posted on March 13th 2017 in Uncategorized with 0 Comments



 Reviews aren’t always easy to hear, but once in awhile someone says something about my work that puts me on top of the world. Here are nice things people said about You and Me and Him

Publisher’s Weekly: April 2015

“In this compassionate first novel, Dinnison adeptly portrays the rising and falling hopes within an unconventional love triangle. Maggie suffers some tough blows, causing her to take a hard look at herself and question the stereotyped image of a “fat” girl created by other people. Readers will follow her eagerly as she finds her voice and identity.”
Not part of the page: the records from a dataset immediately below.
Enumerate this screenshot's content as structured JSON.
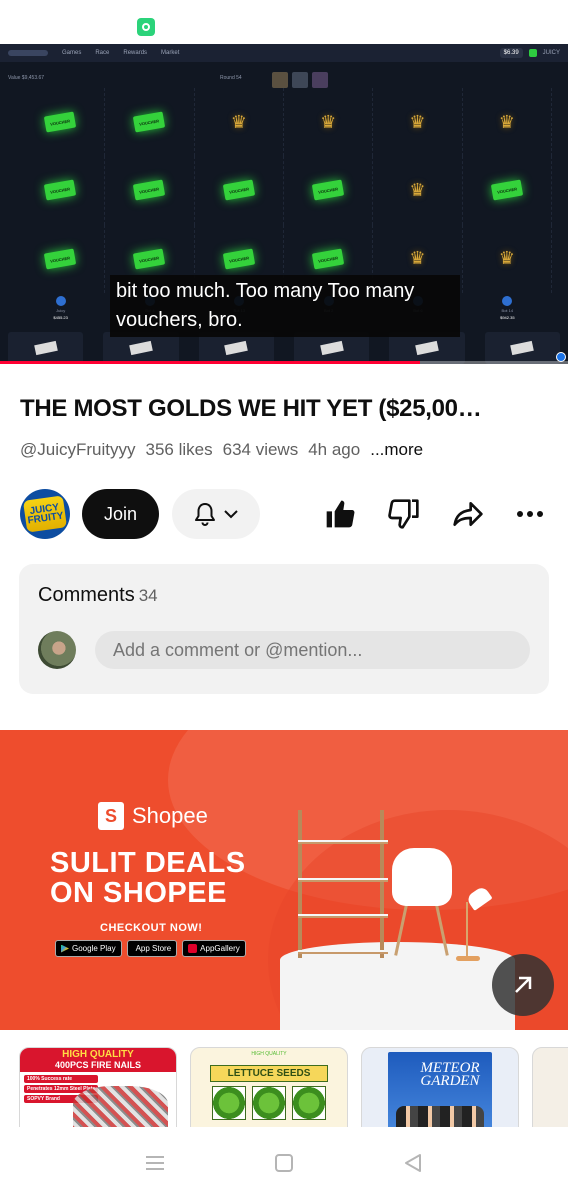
{
  "video": {
    "subtitle": "bit too much. Too many Too many vouchers, bro.",
    "progress": 0.74,
    "embedded": {
      "nav": [
        "Games",
        "Race",
        "Rewards",
        "Market"
      ],
      "balance": "$6.39",
      "user": "JUICY",
      "value_label": "Value $9,453.67",
      "round_label": "Round 54",
      "voucher_text": "VOUCHER",
      "players": [
        {
          "name": "Juicy",
          "amount": "$455.23"
        },
        {
          "name": "Bot 4",
          "amount": ""
        },
        {
          "name": "Bot 13",
          "amount": ""
        },
        {
          "name": "Bot 2",
          "amount": ""
        },
        {
          "name": "Bot 6",
          "amount": ""
        },
        {
          "name": "Bot 14",
          "amount": "$942.35"
        }
      ]
    }
  },
  "title": "THE MOST GOLDS WE HIT YET ($25,00…",
  "meta": {
    "channel": "@JuicyFruityyy",
    "likes": "356 likes",
    "views": "634 views",
    "age": "4h ago",
    "more": "...more"
  },
  "actions": {
    "avatar_text": "JUICY FRUITY",
    "join": "Join"
  },
  "comments": {
    "label": "Comments",
    "count": "34",
    "placeholder": "Add a comment or @mention..."
  },
  "ad": {
    "brand": "Shopee",
    "headline_line1": "SULIT DEALS",
    "headline_line2": "ON SHOPEE",
    "cta": "CHECKOUT NOW!",
    "stores": [
      "Google Play",
      "App Store",
      "AppGallery"
    ],
    "brand_color": "#ee4d2d"
  },
  "products": [
    {
      "top": "HIGH QUALITY",
      "title": "400PCS FIRE NAILS",
      "bullets": [
        "100% Success rate",
        "Penetrates 12mm Steel Plate",
        "SOPVY Brand"
      ]
    },
    {
      "top": "HIGH QUALITY",
      "title": "LETTUCE SEEDS"
    },
    {
      "title": "METEOR GARDEN"
    },
    {
      "title": ""
    }
  ],
  "navbar": {
    "icons": [
      "menu-icon",
      "home-square-icon",
      "back-triangle-icon"
    ]
  }
}
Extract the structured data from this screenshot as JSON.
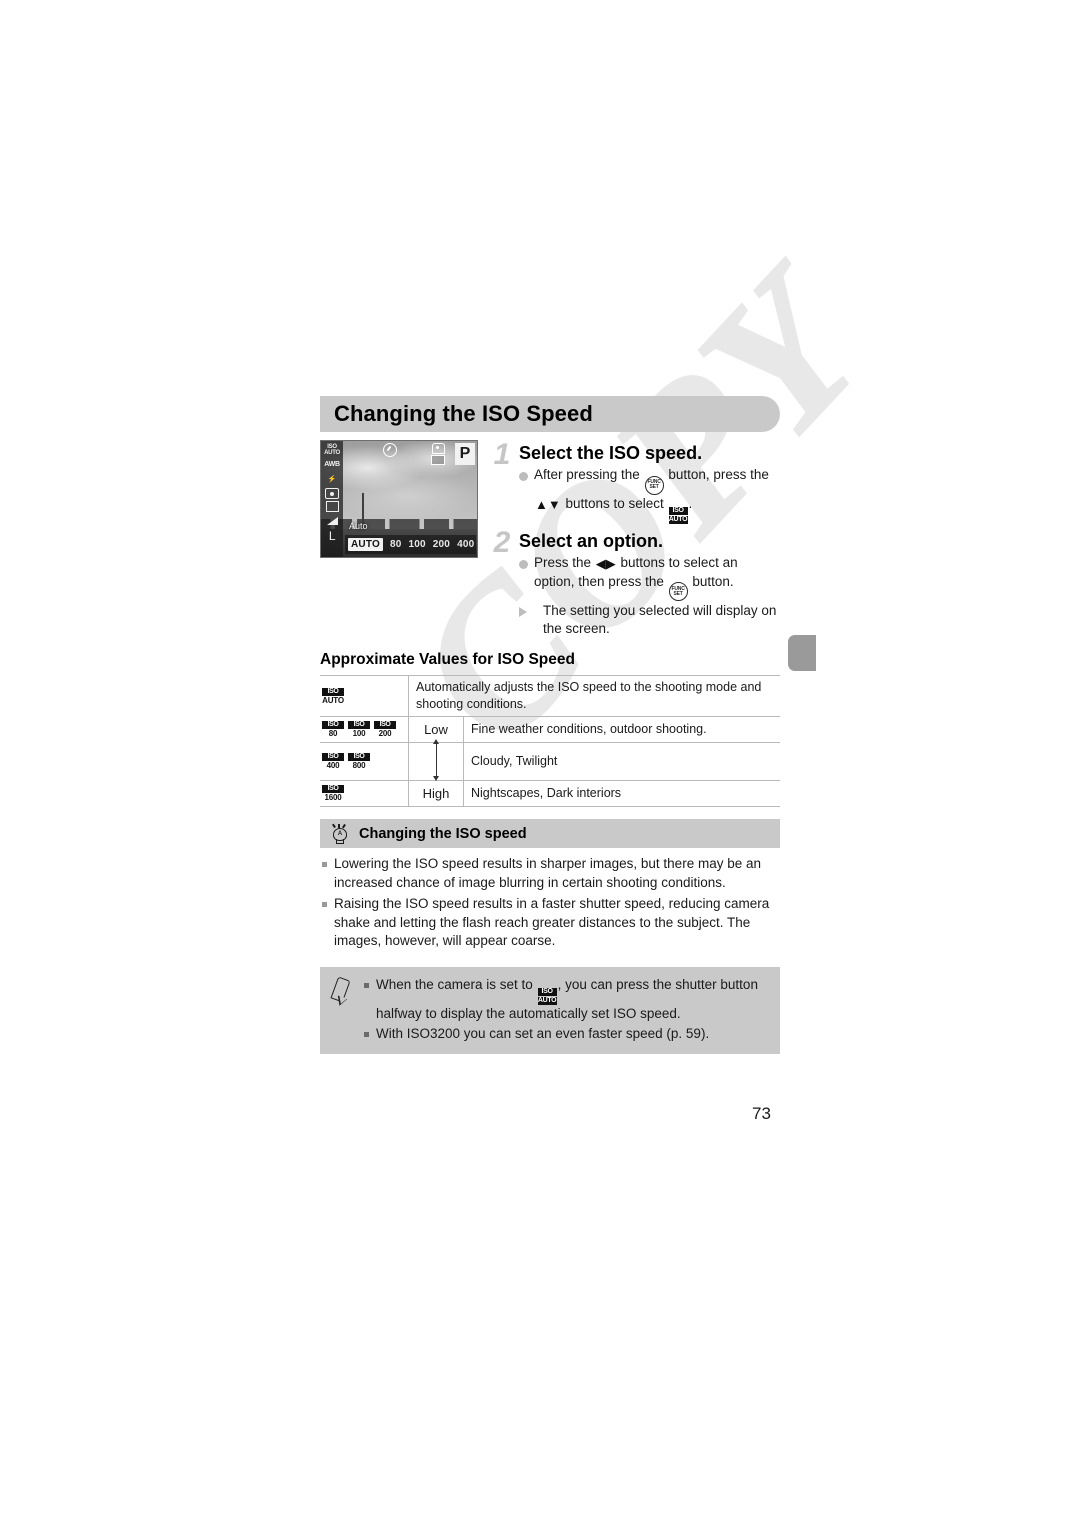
{
  "page": {
    "number": "73"
  },
  "watermark": {
    "text": "COPY"
  },
  "heading": {
    "title": "Changing the ISO Speed"
  },
  "camera_screen": {
    "mode_icon": "P",
    "auto_label": "Auto",
    "iso_options": [
      "AUTO",
      "80",
      "100",
      "200",
      "400"
    ],
    "selected_option": "AUTO",
    "next_arrow": "▸",
    "left_icons": [
      {
        "name": "iso-auto-indicator",
        "top": "ISO",
        "bottom": "AUTO"
      },
      {
        "name": "white-balance-icon",
        "label": "AWB"
      },
      {
        "name": "flash-off-icon",
        "label": "⚡"
      },
      {
        "name": "metering-mode-icon",
        "label": ""
      },
      {
        "name": "drive-mode-icon",
        "label": ""
      },
      {
        "name": "compression-icon",
        "label": ""
      },
      {
        "name": "image-size-icon",
        "label": "L"
      }
    ]
  },
  "steps": [
    {
      "number": "1",
      "title": "Select the ISO speed.",
      "lines": [
        {
          "marker": "dot",
          "parts": [
            {
              "t": "text",
              "v": "After pressing the "
            },
            {
              "t": "icon",
              "v": "func-set-button"
            },
            {
              "t": "text",
              "v": " button, press the "
            },
            {
              "t": "icon",
              "v": "up-down-buttons"
            },
            {
              "t": "text",
              "v": " buttons to select "
            },
            {
              "t": "icon",
              "v": "iso-auto-icon"
            },
            {
              "t": "text",
              "v": "."
            }
          ]
        }
      ]
    },
    {
      "number": "2",
      "title": "Select an option.",
      "lines": [
        {
          "marker": "dot",
          "parts": [
            {
              "t": "text",
              "v": "Press the "
            },
            {
              "t": "icon",
              "v": "left-right-buttons"
            },
            {
              "t": "text",
              "v": " buttons to select an option, then press the "
            },
            {
              "t": "icon",
              "v": "func-set-button"
            },
            {
              "t": "text",
              "v": " button."
            }
          ]
        },
        {
          "marker": "triangle",
          "parts": [
            {
              "t": "text",
              "v": "The setting you selected will display on the screen."
            }
          ]
        }
      ]
    }
  ],
  "step1_text_a": "After pressing the ",
  "step1_text_b": " button, press the ",
  "step1_text_c": " buttons to select ",
  "step1_text_d": ".",
  "step2_text_a": "Press the ",
  "step2_text_b": " buttons to select an option, then press the ",
  "step2_text_c": " button.",
  "step2_text_d": "The setting you selected will display on the screen.",
  "table": {
    "title": "Approximate Values for ISO Speed",
    "rows": [
      {
        "icons": [
          {
            "cap": "ISO",
            "val": "AUTO"
          }
        ],
        "level": "",
        "description": "Automatically adjusts the ISO speed to the shooting mode and shooting conditions."
      },
      {
        "icons": [
          {
            "cap": "ISO",
            "val": "80"
          },
          {
            "cap": "ISO",
            "val": "100"
          },
          {
            "cap": "ISO",
            "val": "200"
          }
        ],
        "level": "Low",
        "description": "Fine weather conditions, outdoor shooting."
      },
      {
        "icons": [
          {
            "cap": "ISO",
            "val": "400"
          },
          {
            "cap": "ISO",
            "val": "800"
          }
        ],
        "level": "",
        "description": "Cloudy, Twilight"
      },
      {
        "icons": [
          {
            "cap": "ISO",
            "val": "1600"
          }
        ],
        "level": "High",
        "description": "Nightscapes, Dark interiors"
      }
    ]
  },
  "tip": {
    "icon": "lightbulb-icon",
    "bulb_letter": "A",
    "title": "Changing the ISO speed",
    "items": [
      "Lowering the ISO speed results in sharper images, but there may be an increased chance of image blurring in certain shooting conditions.",
      "Raising the ISO speed results in a faster shutter speed, reducing camera shake and letting the flash reach greater distances to the subject. The images, however, will appear coarse."
    ]
  },
  "note": {
    "icon": "pencil-icon",
    "item1_a": "When the camera is set to ",
    "item1_b": ", you can press the shutter button halfway to display the automatically set ISO speed.",
    "item2": "With ISO3200 you can set an even faster speed (p. 59)."
  },
  "icons": {
    "func_set_top": "FUNC",
    "func_set_bottom": "SET",
    "iso_cap": "ISO",
    "iso_auto": "AUTO",
    "up_down": "▲▼",
    "left_right": "◀▶"
  }
}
School Library Journal, April 2015

“…You and Me and Him contains kernels of complexity that are slowly revealed to readers willing to wade in…In the end, Maggie and the others become fully realized characters whose actions cannot be predicted by a YA lit algorithm.”

Horn Book, May/June 2015

“Firmly at the center stands a protagonist whose likable voice and authentic struggle to accept herself and find love in a world that would rather she shrink back—not to mention her crackling chemistry with Tom—lend this fresh, contemporary romantic comedy considerable appeal.”

Paste Magazine, July 2015

“Why You’ll Love It: You and Me and Him is an entertaining read about high school outcasts, friendship and love triangles. If you’re a fan of Eleanor & Park by Rainbow Rowell, this is a solid choice. It’s sweet, quirky and awkward… the best kind of teen love story.”

ALAN  (Association of Literature for Adolescents of the NCTE), February 2015

“Dinnison’s story explores many current high school issues- affections, bullying, friendships weight consciousness, and straight and gay relationships. The triangle of “You, Me and Him” pulls the reader in to the story quickly and completely.”

Popcrush:10 Best New YA Books That Explore Sexuality, April 2015

“This book is everything that is wonderful about this genre. The two main characters are Maggie and Nash, who together cover a bunch of the characteristics missing in YA but are oh-so-abundant in real life. Maggie is overweight and Nash is gay, and their best friendship is perfect until they both have feelings for the same guy. This new version of an old story is realer than real and makes for a perfect summer read.”

Booklist, May 2015

“A powerful tale with an emotional rawness that will resonate with readers.”

The Bulletin of the Center for Children’s BooksOct. 2015 

“The characters here are effectively nuanced, flawed but forgivable as they muddle through teenage conundrums of loyalty and love. Maggie in particular feels very real in her use of humor for deflection, her disbelief in Tom’s interest, and her upset over “betraying” Nash.”